Monday, April 19, 2010

100 years from now -April 19th

By Magnus Ingelsten
What do we imagine 100 years from now? Did HG Wells, in his book "When the Sleeper walks" in 1899 imagine the I-pad for Video viewing when he writes and describes a modern media player as a “flat square with a smaller picture that was very vividly colored”? Not only where there people on the screen moving, but they were conversing with clear small voices as he continued to describe it.

And did Mark Twain envision the internet already in 1898 when writing about the "The improved 'limitless-distance' telephone that was presently introduced, and the daily doings of the globe made visible to everybody, and audibly discussable too, by witnesses separated by any number of leagues." He described a global communications network called the telelectroscope that allowed us to see and hear through. Spot on. ..almost.
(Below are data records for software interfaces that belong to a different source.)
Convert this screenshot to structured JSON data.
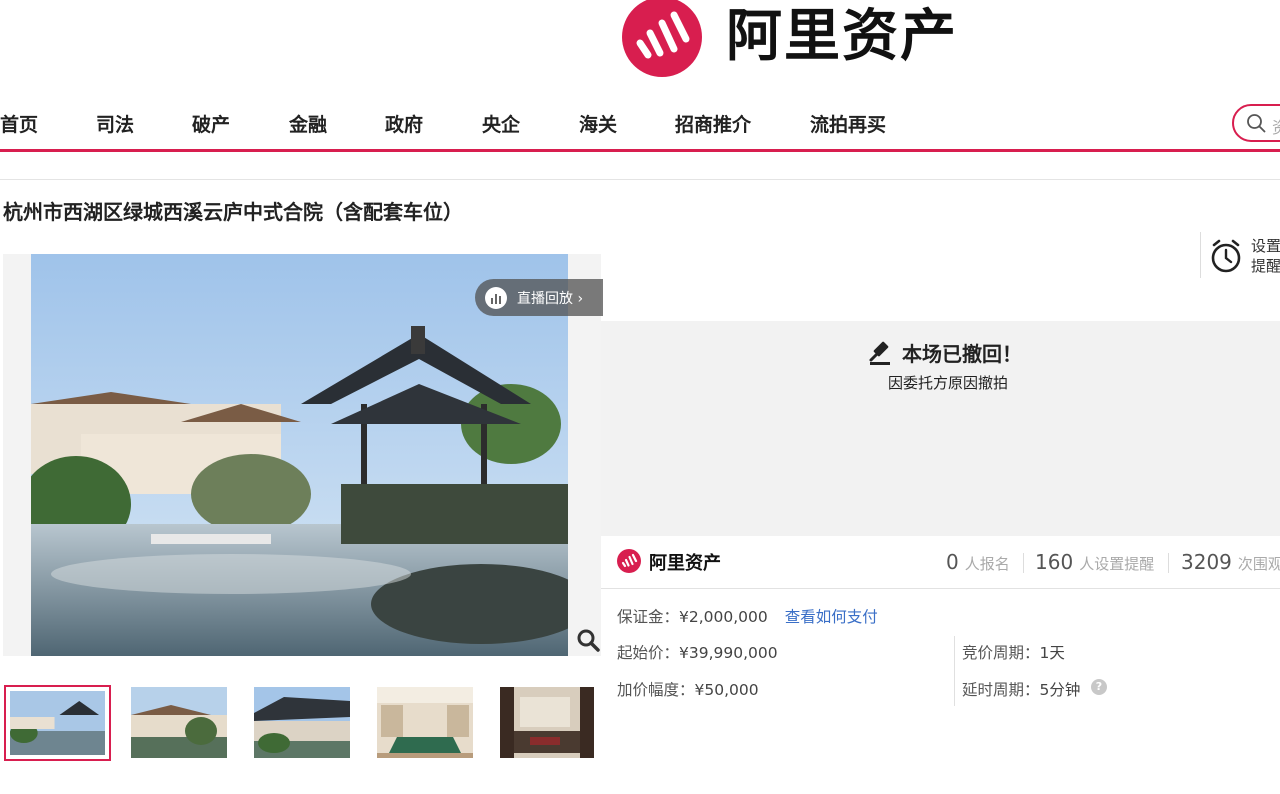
{
  "header": {
    "logo_text": "阿里资产"
  },
  "nav": {
    "items": [
      "首页",
      "司法",
      "破产",
      "金融",
      "政府",
      "央企",
      "海关",
      "招商推介",
      "流拍再买"
    ]
  },
  "search": {
    "placeholder": "资"
  },
  "item": {
    "title": "杭州市西湖区绿城西溪云庐中式合院（含配套车位）"
  },
  "gallery": {
    "replay_label": "直播回放 ›",
    "thumb_count": 5
  },
  "reminder": {
    "label": "设置提醒"
  },
  "status": {
    "headline": "本场已撤回！",
    "reason": "因委托方原因撤拍"
  },
  "brand": {
    "name": "阿里资产"
  },
  "stats": [
    {
      "value": "0",
      "label": "人报名"
    },
    {
      "value": "160",
      "label": "人设置提醒"
    },
    {
      "value": "3209",
      "label": "次围观"
    }
  ],
  "details": {
    "deposit_label": "保证金：",
    "deposit": "¥2,000,000",
    "pay_link": "查看如何支付",
    "start_price_label": "起始价：",
    "start_price": "¥39,990,000",
    "increment_label": "加价幅度：",
    "increment": "¥50,000",
    "period_label": "竞价周期：",
    "period": "1天",
    "delay_label": "延时周期：",
    "delay": "5分钟"
  },
  "colors": {
    "brand_red": "#d81e4f",
    "link_blue": "#3a6fc7"
  }
}
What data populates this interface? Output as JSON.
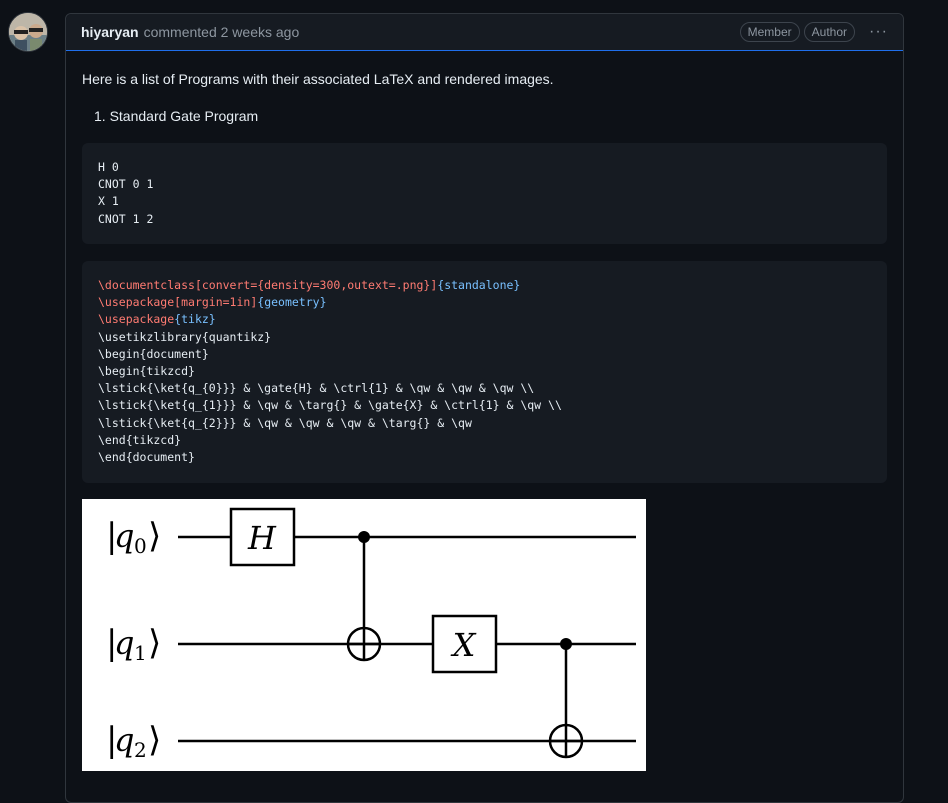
{
  "comment": {
    "author": "hiyaryan",
    "action": "commented 2 weeks ago",
    "badges": [
      "Member",
      "Author"
    ],
    "menu_icon": "kebab-horizontal-icon"
  },
  "body": {
    "intro": "Here is a list of Programs with their associated LaTeX and rendered images.",
    "list_item": "1. Standard Gate Program",
    "program_lines": [
      "H 0",
      "CNOT 0 1",
      "X 1",
      "CNOT 1 2"
    ]
  },
  "latex": {
    "l1_cmd": "\\documentclass",
    "l1_opt": "[convert={density=300,outext=.png}]",
    "l1_arg": "{standalone}",
    "l2_cmd": "\\usepackage",
    "l2_opt": "[margin=1in]",
    "l2_arg": "{geometry}",
    "l3_cmd": "\\usepackage",
    "l3_arg": "{tikz}",
    "l4": "\\usetikzlibrary{quantikz}",
    "l5": "\\begin{document}",
    "l6": "\\begin{tikzcd}",
    "l7": "\\lstick{\\ket{q_{0}}} & \\gate{H} & \\ctrl{1} & \\qw & \\qw & \\qw \\\\",
    "l8": "\\lstick{\\ket{q_{1}}} & \\qw & \\targ{} & \\gate{X} & \\ctrl{1} & \\qw \\\\",
    "l9": "\\lstick{\\ket{q_{2}}} & \\qw & \\qw & \\qw & \\targ{} & \\qw",
    "l10": "\\end{tikzcd}",
    "l11": "\\end{document}"
  },
  "circuit": {
    "qubits": [
      "q0",
      "q1",
      "q2"
    ],
    "gate_labels": [
      "H",
      "X"
    ],
    "wire_glyphs": {
      "bar": "|",
      "rangle": "⟩",
      "subs": [
        "0",
        "1",
        "2"
      ],
      "q": "q"
    }
  }
}
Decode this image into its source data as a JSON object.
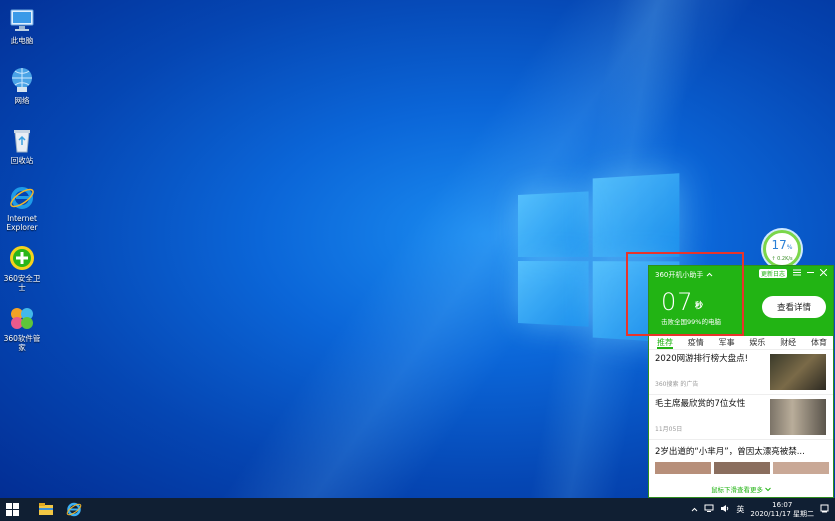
{
  "desktop": {
    "icons": [
      {
        "label": "此电脑",
        "icon": "computer-icon"
      },
      {
        "label": "网络",
        "icon": "network-icon"
      },
      {
        "label": "回收站",
        "icon": "recycle-bin-icon"
      },
      {
        "label": "Internet Explorer",
        "icon": "ie-icon"
      },
      {
        "label": "360安全卫士",
        "icon": "360-safe-icon"
      },
      {
        "label": "360软件管家",
        "icon": "360-software-icon"
      }
    ]
  },
  "gauge": {
    "percent": "17",
    "percent_sign": "%",
    "speed": "↑ 0.2K/s"
  },
  "popup": {
    "title": "360开机小助手",
    "badge": "更新日志",
    "boot_time": "07",
    "boot_unit": "秒",
    "beat_text": "击败全国99%的电脑",
    "details_button": "查看详情",
    "tabs": [
      "推荐",
      "疫情",
      "军事",
      "娱乐",
      "财经",
      "体育"
    ],
    "news": [
      {
        "title": "2020网游排行榜大盘点!",
        "meta": "360搜索 的广告"
      },
      {
        "title": "毛主席最欣赏的7位女性",
        "meta": "11月05日"
      },
      {
        "title": "2岁出道的“小芈月”，曾因太漂亮被禁...",
        "meta": ""
      }
    ],
    "more": "鼠标下滑查看更多"
  },
  "taskbar": {
    "ime": "英",
    "time": "16:07",
    "date": "2020/11/17 星期二"
  }
}
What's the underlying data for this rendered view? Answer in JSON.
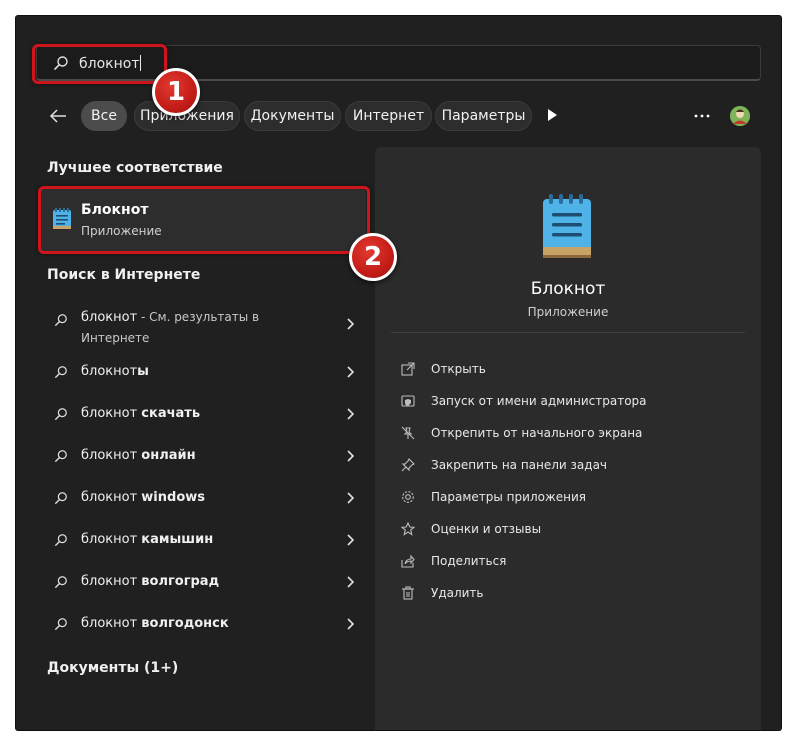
{
  "search": {
    "query": "блокнот"
  },
  "filters": {
    "items": [
      {
        "label": "Все",
        "active": true
      },
      {
        "label": "Приложения",
        "active": false
      },
      {
        "label": "Документы",
        "active": false
      },
      {
        "label": "Интернет",
        "active": false
      },
      {
        "label": "Параметры",
        "active": false
      }
    ]
  },
  "markers": {
    "first": "1",
    "second": "2"
  },
  "left": {
    "best_match_title": "Лучшее соответствие",
    "best_match": {
      "name": "Блокнот",
      "kind": "Приложение"
    },
    "web_title": "Поиск в Интернете",
    "web_items": [
      {
        "prefix": "блокнот",
        "bold": "",
        "suffix": " - См. результаты в",
        "sub": "Интернете"
      },
      {
        "prefix": "блокнот",
        "bold": "ы",
        "suffix": "",
        "sub": ""
      },
      {
        "prefix": "блокнот ",
        "bold": "скачать",
        "suffix": "",
        "sub": ""
      },
      {
        "prefix": "блокнот ",
        "bold": "онлайн",
        "suffix": "",
        "sub": ""
      },
      {
        "prefix": "блокнот ",
        "bold": "windows",
        "suffix": "",
        "sub": ""
      },
      {
        "prefix": "блокнот ",
        "bold": "камышин",
        "suffix": "",
        "sub": ""
      },
      {
        "prefix": "блокнот ",
        "bold": "волгоград",
        "suffix": "",
        "sub": ""
      },
      {
        "prefix": "блокнот ",
        "bold": "волгодонск",
        "suffix": "",
        "sub": ""
      }
    ],
    "docs_title": "Документы (1+)"
  },
  "right": {
    "title": "Блокнот",
    "kind": "Приложение",
    "actions": [
      {
        "label": "Открыть",
        "icon": "open-icon"
      },
      {
        "label": "Запуск от имени администратора",
        "icon": "admin-shield-icon"
      },
      {
        "label": "Открепить от начального экрана",
        "icon": "unpin-icon"
      },
      {
        "label": "Закрепить на панели задач",
        "icon": "pin-icon"
      },
      {
        "label": "Параметры приложения",
        "icon": "gear-icon"
      },
      {
        "label": "Оценки и отзывы",
        "icon": "star-icon"
      },
      {
        "label": "Поделиться",
        "icon": "share-icon"
      },
      {
        "label": "Удалить",
        "icon": "trash-icon"
      }
    ]
  },
  "colors": {
    "panel_bg": "#202020",
    "highlight": "#d0141b",
    "accent_notepad": "#4fb3e8"
  }
}
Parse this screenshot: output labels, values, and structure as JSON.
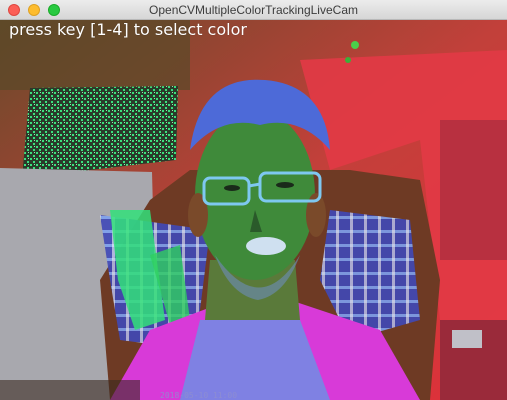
{
  "window": {
    "title": "OpenCVMultipleColorTrackingLiveCam"
  },
  "camera": {
    "instruction_text": "press key [1-4] to select color",
    "timestamp_text": "2018-05-10 11:00"
  },
  "colors": {
    "background_red": "#e8303a",
    "face_green": "#3f8a3a",
    "hair_blue": "#4d6ad8",
    "shirt_magenta": "#d83ad8",
    "highlight_green": "#33e07a",
    "wall_gray": "#a8a8ae"
  }
}
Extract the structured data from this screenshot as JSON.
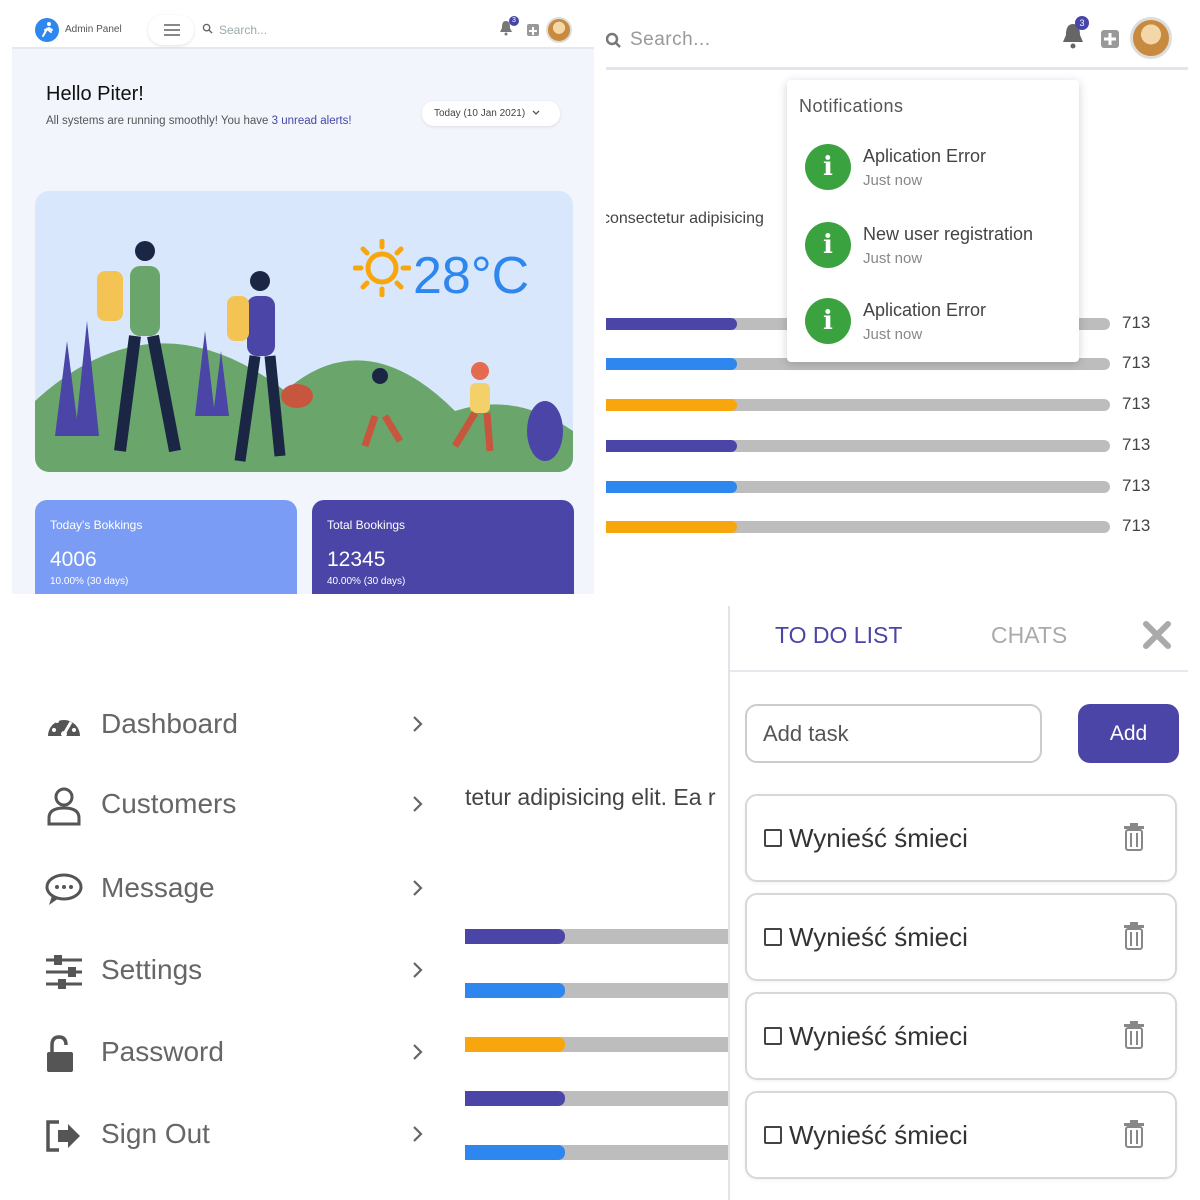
{
  "dashboard": {
    "brand": "Admin Panel",
    "search_placeholder": "Search...",
    "notification_count": "3",
    "greeting": "Hello Piter!",
    "subline_prefix": "All systems are running smoothly! You have ",
    "subline_highlight": "3 unread alerts!",
    "date_button": "Today (10 Jan 2021)",
    "temperature": "28°C",
    "cards": [
      {
        "label": "Today's Bokkings",
        "value": "4006",
        "sub": "10.00% (30 days)"
      },
      {
        "label": "Total Bookings",
        "value": "12345",
        "sub": "40.00% (30 days)"
      }
    ],
    "colors": {
      "primary": "#4a45a6",
      "accent": "#2e86ef",
      "card_light": "#7b9cf5"
    }
  },
  "notifications_panel": {
    "search_placeholder": "Search...",
    "notification_count": "3",
    "title": "Notifications",
    "items": [
      {
        "title": "Aplication Error",
        "time": "Just now"
      },
      {
        "title": "New user registration",
        "time": "Just now"
      },
      {
        "title": "Aplication Error",
        "time": "Just now"
      }
    ],
    "snippet": "consectetur adipisicing",
    "bars": [
      {
        "value": "713",
        "fill": 0.26,
        "color": "#4a45a6"
      },
      {
        "value": "713",
        "fill": 0.26,
        "color": "#2e86ef"
      },
      {
        "value": "713",
        "fill": 0.26,
        "color": "#f7a60d"
      },
      {
        "value": "713",
        "fill": 0.26,
        "color": "#4a45a6"
      },
      {
        "value": "713",
        "fill": 0.26,
        "color": "#2e86ef"
      },
      {
        "value": "713",
        "fill": 0.26,
        "color": "#f7a60d"
      }
    ]
  },
  "sidebar": {
    "items": [
      {
        "label": "Dashboard",
        "icon": "gauge-icon"
      },
      {
        "label": "Customers",
        "icon": "user-icon"
      },
      {
        "label": "Message",
        "icon": "chat-bubble-icon"
      },
      {
        "label": "Settings",
        "icon": "sliders-icon"
      },
      {
        "label": "Password",
        "icon": "unlock-icon"
      },
      {
        "label": "Sign Out",
        "icon": "sign-out-icon"
      }
    ],
    "snippet": "tetur adipisicing elit. Ea r",
    "bars": [
      {
        "fill": 0.38,
        "color": "#4a45a6"
      },
      {
        "fill": 0.38,
        "color": "#2e86ef"
      },
      {
        "fill": 0.38,
        "color": "#f7a60d"
      },
      {
        "fill": 0.38,
        "color": "#4a45a6"
      },
      {
        "fill": 0.38,
        "color": "#2e86ef"
      }
    ]
  },
  "todo": {
    "tab_todo": "TO DO LIST",
    "tab_chats": "CHATS",
    "input_placeholder": "Add task",
    "add_label": "Add",
    "tasks": [
      {
        "text": "Wynieść śmieci"
      },
      {
        "text": "Wynieść śmieci"
      },
      {
        "text": "Wynieść śmieci"
      },
      {
        "text": "Wynieść śmieci"
      }
    ]
  }
}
So what do we for see 100 years from now or is everything already invented? Hardly, but surely everything becomes much more advanced and involves scientific complexity and in many cases micro chips, software ad wireless technologies and thus very far far from inventions such as the wheel or the potato peeler!

Could we in 100 years have the mobile artificial you? Perhaps we can by choice produce avatars that are incarnations of ourselves that travel through room and space electronically and virtual and perform our duties and live our lives. No more hours spend on airplanes. All good for environment. We can experience and control business meetings, holidays and new encounters by means of the chip we have in our brain and only our status in society can determine how many avatars we have in life, and thus our focus is to live for long, distanced from the real raging world outside the control tube we live in with artificial air.
Oh my god, hope not.. Instead hope we and our children can still physically sit on an exotic beach and make a call to friends. And experience through a multimedia device what happens at home, read any book, listen to any music share anything with anybody of our choice, buy and sell and by doing so experience great freedom and efficiency. The good thing is, seems we are there already.

Thursday, April 8, 2010

When an apple is better than an orange -April 8th

By Magnus Ingelsten

7 years ago the mobile world was completely different. It was all about telephony, SMS, MMS, PIM and business usage. You uploaded ripped MP3 music files to your mobile and it competed with MP3 players. The multinational music corporations were standing appalled to see their music got copied and stolen from various web servers.

Then Apple having introduced their I-Pods, which totally outdid the MP3 player market, launched i-Tunes. In one week (yes 1 week) Steve Jobs could simply confirm that they had become the world’s leading music distributor on the web with one million downloads (April 2003).

In February Apple gave away a grand price of 10.000 USD to the customer that got their web counter doing 11 digits (10 billion downloads). Now is´t that a success? The real boost for downloads came with the release of the I-Pod Touch and the I-Phone.

During this time the share price increased from 7 to 200 USD (2003-2010). Over the last year alone the share price has risen with 120%.

Now the I-Pad is launched, and it will be a success. First day 300.000 units sold, over one million apps were purchased, over 250,000 books downloaded. (The i-Phone sold 270.00 units on it´s introduction day three years ago). And it is a movie player and you can get movies from i-Tunes from 1.99 USD. And it’s a game player and it is a e-reader, and it can become a .... ?

Tonight, April 8th I-phone 4.0 will be presented to the assembled press in Cupertino. And what about their i-Ad, mobile advertising service? The screen on i-Pad and iPhone is a great real estate that can be sold to agencies and connected to distribution of content from i-Tunes.

Again, the mobile world has changed dramatically, and we sure know that an apple is different from an orange or a pear.